**Problem description:**
Each line of the listing below containing the word "Teams" should be returned.

———

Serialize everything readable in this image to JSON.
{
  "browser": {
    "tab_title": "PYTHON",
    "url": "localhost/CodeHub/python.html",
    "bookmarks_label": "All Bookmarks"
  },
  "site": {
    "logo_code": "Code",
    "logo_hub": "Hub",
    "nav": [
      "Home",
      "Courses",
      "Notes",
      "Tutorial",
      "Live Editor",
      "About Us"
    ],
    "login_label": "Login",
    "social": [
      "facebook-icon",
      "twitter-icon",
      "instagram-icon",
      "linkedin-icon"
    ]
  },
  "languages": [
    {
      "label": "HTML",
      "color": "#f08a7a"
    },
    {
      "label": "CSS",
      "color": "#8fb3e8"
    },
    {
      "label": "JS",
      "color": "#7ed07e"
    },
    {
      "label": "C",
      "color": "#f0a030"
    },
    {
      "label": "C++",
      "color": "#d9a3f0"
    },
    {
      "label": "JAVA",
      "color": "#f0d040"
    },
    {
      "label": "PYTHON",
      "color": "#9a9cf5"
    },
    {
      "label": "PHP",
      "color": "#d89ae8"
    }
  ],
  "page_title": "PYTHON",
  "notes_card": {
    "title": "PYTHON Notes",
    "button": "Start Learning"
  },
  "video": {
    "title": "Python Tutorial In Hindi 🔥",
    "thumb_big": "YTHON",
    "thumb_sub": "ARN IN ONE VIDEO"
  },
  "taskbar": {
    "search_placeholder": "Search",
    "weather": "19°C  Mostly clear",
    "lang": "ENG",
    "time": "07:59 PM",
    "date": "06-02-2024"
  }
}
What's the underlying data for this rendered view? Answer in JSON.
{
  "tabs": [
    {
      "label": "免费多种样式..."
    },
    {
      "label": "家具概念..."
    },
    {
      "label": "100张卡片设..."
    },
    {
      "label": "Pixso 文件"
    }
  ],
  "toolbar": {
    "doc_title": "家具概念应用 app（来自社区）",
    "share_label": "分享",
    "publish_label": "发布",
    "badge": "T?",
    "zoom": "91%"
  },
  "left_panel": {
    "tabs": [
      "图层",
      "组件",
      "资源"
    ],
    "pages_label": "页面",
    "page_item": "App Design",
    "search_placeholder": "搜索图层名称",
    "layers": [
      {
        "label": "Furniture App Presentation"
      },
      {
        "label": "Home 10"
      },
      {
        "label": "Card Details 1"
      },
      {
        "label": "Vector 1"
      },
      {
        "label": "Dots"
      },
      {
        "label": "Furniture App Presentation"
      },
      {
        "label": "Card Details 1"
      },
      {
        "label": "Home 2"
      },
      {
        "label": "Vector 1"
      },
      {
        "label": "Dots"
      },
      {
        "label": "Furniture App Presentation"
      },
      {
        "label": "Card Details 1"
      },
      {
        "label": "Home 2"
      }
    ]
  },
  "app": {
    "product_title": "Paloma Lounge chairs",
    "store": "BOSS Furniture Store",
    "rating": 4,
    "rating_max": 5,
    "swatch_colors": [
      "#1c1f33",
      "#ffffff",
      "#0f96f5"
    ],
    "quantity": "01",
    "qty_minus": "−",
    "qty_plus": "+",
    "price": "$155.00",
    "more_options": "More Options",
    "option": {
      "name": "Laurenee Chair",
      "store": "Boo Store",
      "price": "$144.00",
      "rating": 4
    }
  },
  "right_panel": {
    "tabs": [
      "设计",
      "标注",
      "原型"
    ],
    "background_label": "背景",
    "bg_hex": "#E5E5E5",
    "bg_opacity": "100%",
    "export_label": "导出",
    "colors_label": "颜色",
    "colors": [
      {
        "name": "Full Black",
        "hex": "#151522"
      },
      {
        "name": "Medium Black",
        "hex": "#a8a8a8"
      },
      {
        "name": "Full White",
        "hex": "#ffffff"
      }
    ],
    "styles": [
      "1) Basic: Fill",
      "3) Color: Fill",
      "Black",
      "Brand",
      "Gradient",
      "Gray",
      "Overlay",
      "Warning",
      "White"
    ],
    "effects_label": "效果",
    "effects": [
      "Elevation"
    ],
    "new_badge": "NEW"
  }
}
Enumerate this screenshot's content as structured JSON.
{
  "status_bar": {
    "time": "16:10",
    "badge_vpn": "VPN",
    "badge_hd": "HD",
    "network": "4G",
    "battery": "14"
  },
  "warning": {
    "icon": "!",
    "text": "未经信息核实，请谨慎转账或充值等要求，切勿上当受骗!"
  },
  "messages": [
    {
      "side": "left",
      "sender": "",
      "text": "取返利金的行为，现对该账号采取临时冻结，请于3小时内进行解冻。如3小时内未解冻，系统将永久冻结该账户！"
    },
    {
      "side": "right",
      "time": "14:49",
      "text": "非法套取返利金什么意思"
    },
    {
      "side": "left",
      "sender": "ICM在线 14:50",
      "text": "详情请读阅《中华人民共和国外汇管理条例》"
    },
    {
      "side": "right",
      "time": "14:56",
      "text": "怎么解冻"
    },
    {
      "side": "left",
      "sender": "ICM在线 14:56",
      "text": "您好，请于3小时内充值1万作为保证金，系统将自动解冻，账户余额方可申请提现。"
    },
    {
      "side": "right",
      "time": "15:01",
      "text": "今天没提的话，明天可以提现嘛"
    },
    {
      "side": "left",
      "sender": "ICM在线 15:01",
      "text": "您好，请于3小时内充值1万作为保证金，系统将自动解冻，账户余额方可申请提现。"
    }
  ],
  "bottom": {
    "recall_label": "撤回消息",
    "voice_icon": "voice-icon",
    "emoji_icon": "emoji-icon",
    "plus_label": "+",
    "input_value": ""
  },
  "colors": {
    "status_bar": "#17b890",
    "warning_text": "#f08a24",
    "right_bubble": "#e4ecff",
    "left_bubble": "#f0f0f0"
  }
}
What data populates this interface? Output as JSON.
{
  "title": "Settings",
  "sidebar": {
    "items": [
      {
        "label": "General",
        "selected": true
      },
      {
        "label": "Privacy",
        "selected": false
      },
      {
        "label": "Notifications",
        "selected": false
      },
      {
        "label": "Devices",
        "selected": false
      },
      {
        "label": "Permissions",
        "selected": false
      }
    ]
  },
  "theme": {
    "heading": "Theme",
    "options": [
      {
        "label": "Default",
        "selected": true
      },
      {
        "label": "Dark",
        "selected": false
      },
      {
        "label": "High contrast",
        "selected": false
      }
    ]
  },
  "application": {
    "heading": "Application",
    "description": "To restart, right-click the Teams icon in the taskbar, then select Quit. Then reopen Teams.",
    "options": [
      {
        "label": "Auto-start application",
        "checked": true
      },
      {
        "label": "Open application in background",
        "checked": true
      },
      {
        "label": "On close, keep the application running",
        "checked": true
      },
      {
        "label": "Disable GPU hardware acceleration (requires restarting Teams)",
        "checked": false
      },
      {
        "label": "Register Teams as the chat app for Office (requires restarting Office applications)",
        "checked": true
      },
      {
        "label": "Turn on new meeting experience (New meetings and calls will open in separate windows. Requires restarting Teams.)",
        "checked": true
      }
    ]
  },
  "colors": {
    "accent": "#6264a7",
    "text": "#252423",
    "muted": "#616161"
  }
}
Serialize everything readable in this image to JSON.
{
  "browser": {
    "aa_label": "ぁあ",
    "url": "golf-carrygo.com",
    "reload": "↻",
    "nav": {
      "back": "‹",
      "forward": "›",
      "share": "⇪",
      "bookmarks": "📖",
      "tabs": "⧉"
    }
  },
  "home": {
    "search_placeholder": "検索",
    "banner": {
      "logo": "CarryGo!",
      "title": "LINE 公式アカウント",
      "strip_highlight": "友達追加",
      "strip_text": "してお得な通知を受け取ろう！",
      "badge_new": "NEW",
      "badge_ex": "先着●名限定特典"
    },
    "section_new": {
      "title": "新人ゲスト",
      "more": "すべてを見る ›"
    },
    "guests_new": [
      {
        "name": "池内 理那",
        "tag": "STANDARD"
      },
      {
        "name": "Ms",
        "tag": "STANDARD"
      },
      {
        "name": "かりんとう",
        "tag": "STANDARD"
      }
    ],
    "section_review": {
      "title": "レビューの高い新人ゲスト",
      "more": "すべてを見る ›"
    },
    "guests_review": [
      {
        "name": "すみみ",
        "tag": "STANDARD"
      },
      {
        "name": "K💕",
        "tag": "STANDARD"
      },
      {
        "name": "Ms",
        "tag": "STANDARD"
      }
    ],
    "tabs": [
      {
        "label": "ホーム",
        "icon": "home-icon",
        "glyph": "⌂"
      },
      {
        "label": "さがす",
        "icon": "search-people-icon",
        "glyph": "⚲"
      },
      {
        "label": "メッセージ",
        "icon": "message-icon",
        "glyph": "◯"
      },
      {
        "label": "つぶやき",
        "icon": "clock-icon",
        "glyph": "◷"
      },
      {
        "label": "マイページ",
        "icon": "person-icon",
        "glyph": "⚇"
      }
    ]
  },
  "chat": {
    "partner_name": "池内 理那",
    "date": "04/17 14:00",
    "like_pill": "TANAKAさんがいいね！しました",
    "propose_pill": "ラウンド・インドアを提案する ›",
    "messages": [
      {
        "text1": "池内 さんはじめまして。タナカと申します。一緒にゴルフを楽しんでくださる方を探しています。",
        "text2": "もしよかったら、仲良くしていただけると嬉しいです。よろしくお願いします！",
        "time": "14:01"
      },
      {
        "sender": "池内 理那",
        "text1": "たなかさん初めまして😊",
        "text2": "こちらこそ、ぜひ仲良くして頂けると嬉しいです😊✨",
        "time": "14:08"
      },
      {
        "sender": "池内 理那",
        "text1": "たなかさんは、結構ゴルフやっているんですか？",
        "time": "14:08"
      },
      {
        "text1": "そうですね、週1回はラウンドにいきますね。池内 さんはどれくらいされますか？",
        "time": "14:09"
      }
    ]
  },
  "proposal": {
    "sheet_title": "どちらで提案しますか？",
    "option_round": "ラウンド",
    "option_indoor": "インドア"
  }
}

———

**Finished task:**
    "description": "To restart, right-click the Teams icon in the taskbar, then select Quit. Then reopen Teams.",
        "label": "Disable GPU hardware acceleration (requires restarting Teams)",
        "label": "Register Teams as the chat app for Office (requires restarting Office applications)",
        "label": "Turn on new meeting experience (New meetings and calls will open in separate windows. Requires restarting Teams.)",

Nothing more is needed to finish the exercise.